The Otocinclus catfish
is a staple for most of us with
planted tanks. Many hobbyists
report only 50-percent success
rates with these fish, and some people say
that Otocinclus are so sensitive that even
pointing at them could kill them off in large
numbers. I’ve never had this issue, and on
the contrary, would suggest that a low-yield
nuke might only stun them!
Otocinclus are misunderstood fish. Since
they are catfish, people treat them as such;
they are placed into tanks with improper
conditions, unsuitable tankmates, and not
enough proper food to eat. This often
results in them dropping dead or being
eaten in a short matter of time.
Otocinclus at the Store
For some reason, these guys do not
receive the best treatment on their way to
your local fish store (LFS). Many times,
my LFS has received orders totally dead
on arrival. Typically, they are starving and
maximally stressed, and often do not last 24
hours. So it is a good idea to purchase your
Otocinclus a minimum of four days after
they arrive at the LFS, as the unhealthy
individuals generally do not last this long.
Buying on the first day of shipment is really

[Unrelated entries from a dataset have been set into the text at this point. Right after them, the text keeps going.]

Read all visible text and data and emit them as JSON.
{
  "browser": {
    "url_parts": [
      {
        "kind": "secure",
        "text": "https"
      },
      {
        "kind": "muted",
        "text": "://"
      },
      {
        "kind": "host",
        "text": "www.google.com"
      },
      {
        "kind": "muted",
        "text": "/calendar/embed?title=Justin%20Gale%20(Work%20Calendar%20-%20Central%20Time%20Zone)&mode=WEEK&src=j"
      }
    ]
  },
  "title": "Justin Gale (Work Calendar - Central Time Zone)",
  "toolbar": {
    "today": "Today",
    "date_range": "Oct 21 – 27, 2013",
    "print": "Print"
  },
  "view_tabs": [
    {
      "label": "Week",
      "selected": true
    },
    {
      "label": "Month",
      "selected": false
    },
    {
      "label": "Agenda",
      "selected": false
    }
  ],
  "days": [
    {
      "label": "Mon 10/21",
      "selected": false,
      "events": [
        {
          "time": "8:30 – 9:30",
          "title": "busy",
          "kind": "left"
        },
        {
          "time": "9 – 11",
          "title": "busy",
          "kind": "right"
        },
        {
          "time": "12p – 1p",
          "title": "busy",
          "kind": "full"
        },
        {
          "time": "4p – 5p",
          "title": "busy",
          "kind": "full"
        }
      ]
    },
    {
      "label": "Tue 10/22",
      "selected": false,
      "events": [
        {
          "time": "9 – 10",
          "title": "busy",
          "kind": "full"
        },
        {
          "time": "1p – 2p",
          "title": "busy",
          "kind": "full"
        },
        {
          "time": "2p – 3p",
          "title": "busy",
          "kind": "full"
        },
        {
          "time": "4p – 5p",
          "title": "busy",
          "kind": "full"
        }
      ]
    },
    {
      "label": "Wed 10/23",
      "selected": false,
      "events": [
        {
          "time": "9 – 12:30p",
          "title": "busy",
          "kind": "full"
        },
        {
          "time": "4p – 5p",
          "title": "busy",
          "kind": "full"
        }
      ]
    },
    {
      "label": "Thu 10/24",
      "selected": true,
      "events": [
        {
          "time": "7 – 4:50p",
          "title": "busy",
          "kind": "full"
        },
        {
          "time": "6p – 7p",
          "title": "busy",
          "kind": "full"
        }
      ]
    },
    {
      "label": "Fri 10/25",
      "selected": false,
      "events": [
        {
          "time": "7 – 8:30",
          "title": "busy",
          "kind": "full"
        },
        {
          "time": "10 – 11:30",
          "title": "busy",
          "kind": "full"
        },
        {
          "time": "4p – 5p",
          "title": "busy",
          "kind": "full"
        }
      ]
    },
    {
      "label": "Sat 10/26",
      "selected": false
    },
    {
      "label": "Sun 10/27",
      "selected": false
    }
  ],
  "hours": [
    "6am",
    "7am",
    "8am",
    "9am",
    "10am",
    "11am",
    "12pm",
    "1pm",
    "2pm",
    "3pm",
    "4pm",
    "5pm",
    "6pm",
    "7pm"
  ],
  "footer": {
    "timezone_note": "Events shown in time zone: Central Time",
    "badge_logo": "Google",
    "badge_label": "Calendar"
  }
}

not a good idea at all. Even when I special
order Otocinclus, I pay up front and ask
they be held for five days before I come
and get them. I also order a few extra, as
die-offs always happen in the first couple
Selecting Your Specimens
The selection process should depend
on six traits. After the four-day waiting
period, if they are healthy, the remaining
Otocinclus should be chosen based on
ACTIVELY SEEKING FOOD
Otos that stay motionless for long
periods of time are still showing signs
of stress and/or mistreatment. Usually if
the net goes into the tank and the fish
moves, but not fast, it is best to avoid
purchasing the specimen—it may be a
straggler from the initial die-off batch.
Otocinclus actively seek food a lot.
Their mouths are always working
on some object, and their bodies just
move behind. Sometimes I wonder if
the mouth of the oto controls the body.
WITH OTHER OTOS
Otocinclus are extremely social fish. Large
schools have a complex hierarchy in which
males generally dominate the scene. Since
they actively seek the company of their
own kind, you should have a minimum of
a group of three, with larger numbers for
ultimate security. Watching a large school
( 12 or more individuals) move in unison
as it searches for food is a unique sight. A
lone Otocinclus in the corner of the tank is
often not a good sign, so avoid this one as
well. The antisocial Otocinclus is not going
to fare well.
NO CLAMPED FINS
Otocinclus usually have their dorsal and
caudal fins erect, even when eating and
moving around. An individual with both of
these clamped against its body is saying, “I’m
really not feeling too good—avoid me.”
Healthy fish will have no red marks
or any surface anomalies such as cuts or
wounds. Red gill plate covers, wounds,
lesions, abnormal swelling, or any
symptoms of common maladies should
be avoided. In fact, you should avoid
the entire tank. Chances usually are
if one has it, then others will as well.
The fish you choose should have
well-rounded bellies without a caved-in
appearance. A well-fed Otocinclus is not
only a healthy one, but a happy one.
They should have a slight bulge in their
belly area (a little more on the ladies)
to indicate happy, well-fed, healthy
individuals. Those with the caved-in,
sunken appearance in their bellies also
show a dingy white color, as opposed to a
much brighter white in a healthy specimen.
Not only do you want the fish in the
tank you are buying from to be healthy, but
specimens in neighboring tanks should be
in good shape as well. This is especially
true with a central filtration system or
tanks with dividers separating them into
sections. In these cases, you should look
at the health of the fish in the tank you
are buying from and the adjacent one(s)
attached to it as well.
Oto cats are very social fish, actively seeking the company of their own kind.
Other Buying Notes
No matter what species you purchase, it is
always good to quarantine new selections.
Otocinclus are particularly prone to ich and
dropsy. Also, since Otocinclus are small,
they are more prone to handling damage.
Rough handling, even during netting at
the store, can cause internal damage. For
handling Otocinclus, I avoid catching them
in nets and prefer to use one only to herd
them into a container (usually a plastic
cup). You can then transfer them to a
plastic bag without using the net.
Gender determination is another
consideration. Since you will be selecting
in a store, here are some quick ways to
determine male or female. Males are usually